This page explains:
- why we keep social care records
- what sort of information the records contain
- how you can arrange to see your records if you want to
The Council's Adult Social Care services aim to protect and promote the wellbeing and rights of vulnerable people.
We rely on receiving and sharing information so that we can:
- look at your social care needs
- discuss with you the services that are available to meet them.
We do understand that for some people, giving even the most basic information about themselves is a very sensitive issue.
We may also be given information about you by someone else, such as a member of your family or your doctor.
We know that you quite rightly expect any information provided to be treated as confidential and we respect that.
What is in the records?
The type of information we keep will include details like your:
- date of birth
Depending upon the nature of the service that we provide we may also need to keep information,that is of a more personal or sensitive nature like your:
- personal circumstances
- financial situation
- records of meetings with you and others
- any decisions made
- services provided.
Sometimes these are kept in paper files or they could be held on a computer.
Your records are always treated as confidential and are held securely and they can only be seen by the people who are directly concerned with assessing your needs or providing you with a service.
We do not give them to anyone else unless we have your permission to do so. Some social care records are held for many years, others are destroyed after a period of time
Can I see them?
Yes, under the Data Protection Act 1998 you have the right to see a copy of the information that we hold about you.

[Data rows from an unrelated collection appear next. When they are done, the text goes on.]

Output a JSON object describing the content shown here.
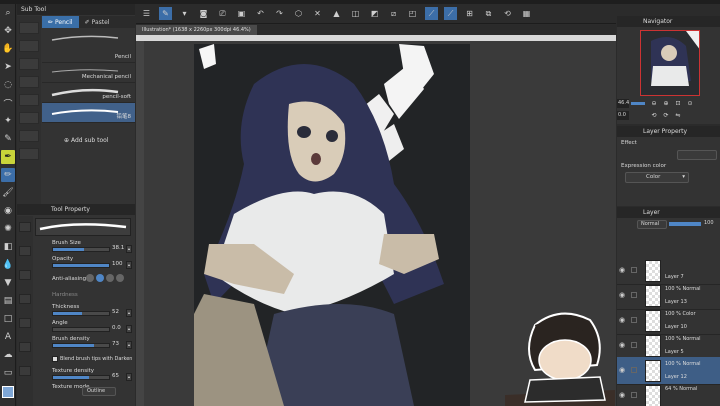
{
  "menubar": {
    "items": [
      "",
      "",
      "",
      "",
      "",
      "",
      ""
    ]
  },
  "subtool": {
    "title": "Sub Tool",
    "tabs": [
      {
        "label": "Pencil"
      },
      {
        "label": "Pastel"
      }
    ],
    "brushes": [
      {
        "name": "Pencil"
      },
      {
        "name": "Mechanical pencil"
      },
      {
        "name": "pencil-soft"
      },
      {
        "name": "铅笔8"
      }
    ],
    "add_label": "Add sub tool"
  },
  "toolprop": {
    "title": "Tool Property",
    "rows": [
      {
        "label": "Brush Size",
        "value": "38.1",
        "level": 0.55
      },
      {
        "label": "Opacity",
        "value": "100",
        "level": 1.0
      },
      {
        "label": "Anti-aliasing",
        "value": "",
        "level": 0
      },
      {
        "label": "Hardness",
        "value": "",
        "level": 0
      },
      {
        "label": "Thickness",
        "value": "52",
        "level": 0.52
      },
      {
        "label": "Angle",
        "value": "0.0",
        "level": 0.0
      },
      {
        "label": "Brush density",
        "value": "73",
        "level": 0.73
      },
      {
        "label": "Blend brush tips with Darken",
        "value": "",
        "level": 0
      },
      {
        "label": "Texture density",
        "value": "65",
        "level": 0.65
      },
      {
        "label": "Texture mode",
        "value": "Outline",
        "level": 0
      }
    ]
  },
  "document": {
    "tab_label": "Illustration* (1638 x 2260px 300dpi 46.4%)"
  },
  "navigator": {
    "title": "Navigator",
    "zoom": "46.4",
    "angle": "0.0"
  },
  "layer_property": {
    "title": "Layer Property",
    "effect_label": "Effect",
    "expression_label": "Expression color",
    "expression_value": "Color"
  },
  "layer_panel": {
    "title": "Layer",
    "blend_mode": "Normal",
    "opacity": "100",
    "layers": [
      {
        "blend": "",
        "name": "Layer 7"
      },
      {
        "blend": "100 % Normal",
        "name": "Layer 13"
      },
      {
        "blend": "100 % Color",
        "name": "Layer 10"
      },
      {
        "blend": "100 % Normal",
        "name": "Layer 5"
      },
      {
        "blend": "100 % Normal",
        "name": "Layer 12"
      },
      {
        "blend": "64 % Normal",
        "name": ""
      }
    ]
  },
  "colors": {
    "accent": "#3c6ea8",
    "hair": "#2f3355",
    "skin": "#c9bca8",
    "shirt": "#e9eaea",
    "skirt": "#3a3f56"
  }
}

However, there are certain situations where this may not be possible and if this is the case we will tell you why.
What happens next?
Once we have received your completed form, the fee, proof of your identity and any supporting information we need, we will give you your personal information within 40 calendar days. Usually we will post copies to you, or you can make arrangements to look at your information at our offices in the presence of a member of staff.
However there are certain situations where we may not be able to let you have some or all of the information, for example if it mentions someone else, if giving you the information may cause you harm, or if it is needed for the prevention or detection of a crime. If we are unable to give you access to some information we will normally tell you why.
You will find more information, including how to make a request to see your records, at:
Requesting personal information
Access to your personal Data
We abide by certain principles when it comes to the confidentiality and security of your records. You can find out more about these principles here:
Processing personal data